He sees real-world potential in this well-being side. “We are sitting in the middle of a mental health epidemic,” Szigeti said, “and if it turns out microdosing could really help with increasing well-being, that would potentially open up the way for microdosing to become a new sort of antidepressant.”
However, he emphasized multiple times this hypothesis is “far-fetched at this point.”
The study has its drawbacks. The researchers can control neither the quality nor the dose. So, Billy Bubblehead with his synthetic stuff from his boy Q-Tip might get all janky in the head, and his results will reflect that, despite that those results don’t reflect microdosing in general.
That’s just the nature of the current territory, and it’s why the study isn’t aiming to clarify efficacious doses.
“What we hope to do,” Szigeti said, “is to collect data, go to the science-funding agencies to show them that we pushed the research as far as we could, and then ask for funding.”
This study occupies a middle-ground between anecdotal reports and a clinical trial, which appears to be the only way to get any funding behind big bad LSD.
And you can participate!
The more people that participate, the stronger the data will be to justify funding for research.
Don’t have LSD? Only mushrooms? No problem! As of February of 2019, the study is open to plant-based and mushroom microdoses as well.
If you’re already microdosing and know it works, why not help out? The only con is that you might have placebo weeks, meaning you won’t feel it that week, which is a bummer since we both know it’s definitely not placebo.
My personal results in the study suggest microdosing is more than mere placebo. I took doses of 10-12 micrograms — a pretty standard “sub-perceptual” dose. I guessed correctly 75% of the time.
I won’t hear about my well-being results until the study is completed. So I’ll go ahead and offer another anecdotal report. Before I did the study, I was wrapped in anxiety, unemployed, trying to further a freelance career without seeing much hope in it and feeling like a total piece of shit. Now, three months after starting microdosing, I have a new job, set a sales record in my first month, wrote an article that was shared hundreds of percent times more than anything I’d previously written (also in part about LSD), and generally feel good about where my life is going.
SSRIs have always left me dull and bored. LSD microdosing leaves me confident, and enthused, and creative. I feel drawn to eat healthier. I feel stronger and more mobile in my body. I am less likely to isolate myself.
Part of me fears unforeseen consequences down the road. I am unsure whether that is intuition or slippery propaganda. Regardless, in the midst of some challenging existential times, it’s proving a far better option than anything else I’ve tried.

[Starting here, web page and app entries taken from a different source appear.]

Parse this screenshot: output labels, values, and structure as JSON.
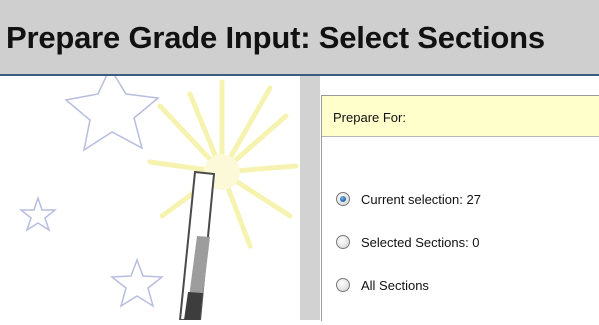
{
  "page": {
    "title": "Prepare Grade Input: Select Sections"
  },
  "prepare_panel": {
    "header_label": "Prepare For:",
    "options": [
      {
        "label": "Current selection: 27",
        "checked": true
      },
      {
        "label": "Selected Sections: 0",
        "checked": false
      },
      {
        "label": "All Sections",
        "checked": false
      }
    ]
  },
  "colors": {
    "header_bg": "#cfcfcf",
    "header_rule": "#3d5a80",
    "panel_header_bg": "#ffffcc",
    "radio_selected": "#1d5fa8"
  },
  "icons": {
    "wizard_art": "magic-wand-illustration"
  }
}
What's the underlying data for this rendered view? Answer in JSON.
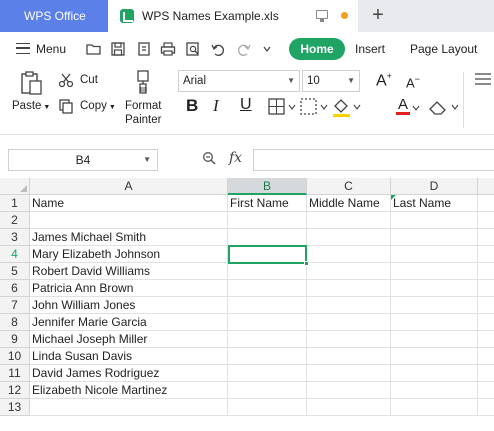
{
  "titlebar": {
    "app_tab": "WPS Office",
    "doc_tab": "WPS Names Example.xls",
    "new_tab": "+"
  },
  "menu": {
    "menu_label": "Menu",
    "tabs": [
      "Home",
      "Insert",
      "Page Layout"
    ],
    "active_tab": "Home"
  },
  "ribbon": {
    "paste": "Paste",
    "cut": "Cut",
    "copy": "Copy",
    "format_painter_line1": "Format",
    "format_painter_line2": "Painter",
    "font_name": "Arial",
    "font_size": "10",
    "bold": "B",
    "italic": "I",
    "underline": "U",
    "font_color_letter": "A",
    "grow_font": "A",
    "shrink_font": "A"
  },
  "colors": {
    "accent_green": "#1fa463",
    "wps_tab_blue": "#5b80e8",
    "highlight_yellow": "#f5d400",
    "font_color_red": "#e02020"
  },
  "formula_bar": {
    "name_box": "B4",
    "fx_label": "fx",
    "formula_value": ""
  },
  "grid": {
    "columns": [
      "A",
      "B",
      "C",
      "D"
    ],
    "active_column": "B",
    "active_row": "4",
    "selected_cell": "B4",
    "rows": [
      {
        "num": "1",
        "A": "Name",
        "B": "First Name",
        "C": "Middle Name",
        "D": "Last Name"
      },
      {
        "num": "2",
        "A": "",
        "B": "",
        "C": "",
        "D": ""
      },
      {
        "num": "3",
        "A": "James Michael Smith",
        "B": "",
        "C": "",
        "D": ""
      },
      {
        "num": "4",
        "A": "Mary Elizabeth Johnson",
        "B": "",
        "C": "",
        "D": ""
      },
      {
        "num": "5",
        "A": "Robert David Williams",
        "B": "",
        "C": "",
        "D": ""
      },
      {
        "num": "6",
        "A": "Patricia Ann Brown",
        "B": "",
        "C": "",
        "D": ""
      },
      {
        "num": "7",
        "A": "John William Jones",
        "B": "",
        "C": "",
        "D": ""
      },
      {
        "num": "8",
        "A": "Jennifer Marie Garcia",
        "B": "",
        "C": "",
        "D": ""
      },
      {
        "num": "9",
        "A": "Michael Joseph Miller",
        "B": "",
        "C": "",
        "D": ""
      },
      {
        "num": "10",
        "A": "Linda Susan Davis",
        "B": "",
        "C": "",
        "D": ""
      },
      {
        "num": "11",
        "A": "David James Rodriguez",
        "B": "",
        "C": "",
        "D": ""
      },
      {
        "num": "12",
        "A": "Elizabeth Nicole Martinez",
        "B": "",
        "C": "",
        "D": ""
      },
      {
        "num": "13",
        "A": "",
        "B": "",
        "C": "",
        "D": ""
      }
    ]
  }
}
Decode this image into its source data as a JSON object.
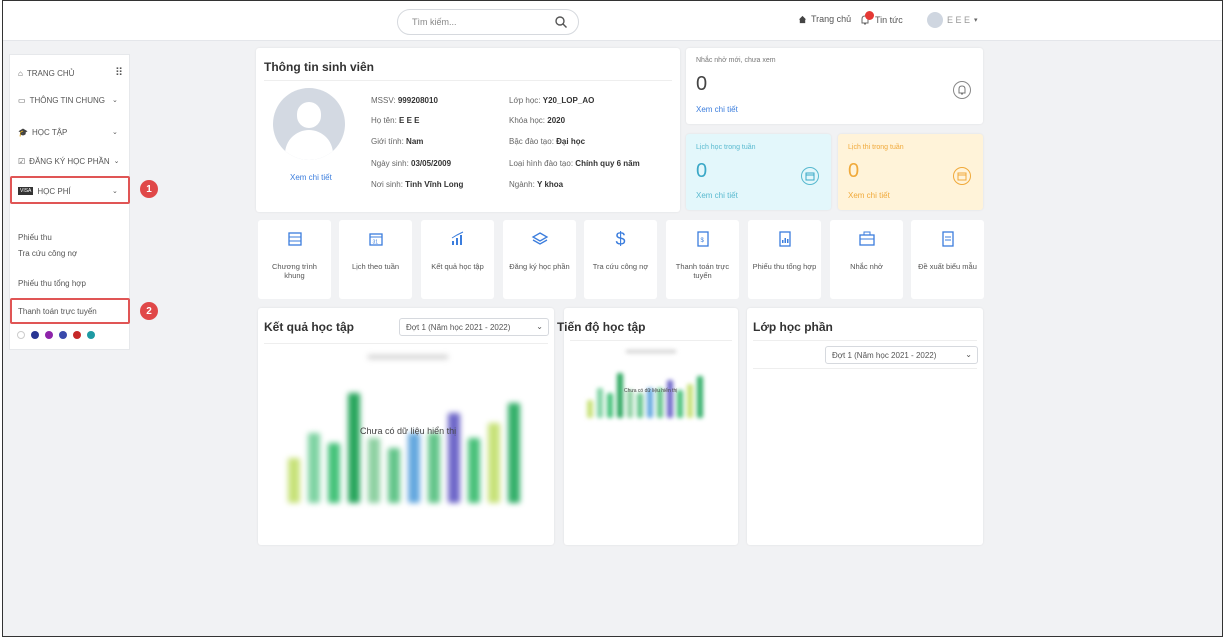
{
  "topbar": {
    "search_placeholder": "Tìm kiếm...",
    "home_label": "Trang chủ",
    "news_label": "Tin tức",
    "user_label": "E E E"
  },
  "sidebar": {
    "home": "TRANG CHỦ",
    "general_info": "THÔNG TIN CHUNG",
    "study": "HỌC TẬP",
    "course_registration": "ĐĂNG KÝ HỌC PHẦN",
    "tuition": "HỌC PHÍ",
    "sub_items": [
      "Phiếu thu",
      "Tra cứu công nợ",
      "Phiếu thu tổng hợp",
      "Thanh toán trực tuyến"
    ],
    "theme_colors": [
      "#ffffff",
      "#283593",
      "#8e24aa",
      "#3949ab",
      "#c62828",
      "#1e9aa3"
    ],
    "annotations": [
      "1",
      "2"
    ]
  },
  "student": {
    "title": "Thông tin sinh viên",
    "view_detail": "Xem chi tiết",
    "mssv_label": "MSSV:",
    "mssv": "999208010",
    "name_label": "Họ tên:",
    "name": "E E E",
    "gender_label": "Giới tính:",
    "gender": "Nam",
    "dob_label": "Ngày sinh:",
    "dob": "03/05/2009",
    "pob_label": "Nơi sinh:",
    "pob": "Tỉnh Vĩnh Long",
    "class_label": "Lớp học:",
    "class": "Y20_LOP_AO",
    "course_label": "Khóa học:",
    "course": "2020",
    "level_label": "Bậc đào tạo:",
    "level": "Đại học",
    "type_label": "Loại hình đào tạo:",
    "type": "Chính quy 6 năm",
    "major_label": "Ngành:",
    "major": "Y khoa"
  },
  "reminders": {
    "title": "Nhắc nhở mới, chưa xem",
    "count": "0",
    "view_detail": "Xem chi tiết"
  },
  "schedule": {
    "title": "Lịch học trong tuần",
    "count": "0",
    "view_detail": "Xem chi tiết"
  },
  "exams": {
    "title": "Lịch thi trong tuần",
    "count": "0",
    "view_detail": "Xem chi tiết"
  },
  "quick_actions": [
    "Chương trình khung",
    "Lịch theo tuần",
    "Kết quả học tập",
    "Đăng ký học phần",
    "Tra cứu công nợ",
    "Thanh toán trực tuyến",
    "Phiếu thu tổng hợp",
    "Nhắc nhở",
    "Đề xuất biểu mẫu"
  ],
  "results": {
    "title": "Kết quả học tập",
    "term": "Đợt 1 (Năm học 2021 - 2022)",
    "no_data": "Chưa có dữ liệu hiển thị"
  },
  "progress": {
    "title": "Tiến độ học tập",
    "no_data": "Chưa có dữ liệu hiển thị"
  },
  "classes": {
    "title": "Lớp học phần",
    "term": "Đợt 1 (Năm học 2021 - 2022)"
  },
  "colors": {
    "accent_blue": "#3b7ddd",
    "schedule_bg": "#e3f7fb",
    "exam_bg": "#fff3d9",
    "exam_accent": "#f0a93a",
    "annotation_red": "#e04848"
  }
}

What is the future of microdosing? Too hazy to say. But this study paves a potential route forward to help struggling people in numerous new ways. And maybe more qualified, less creepy people will fill in the roles that Austin’s currently dominating.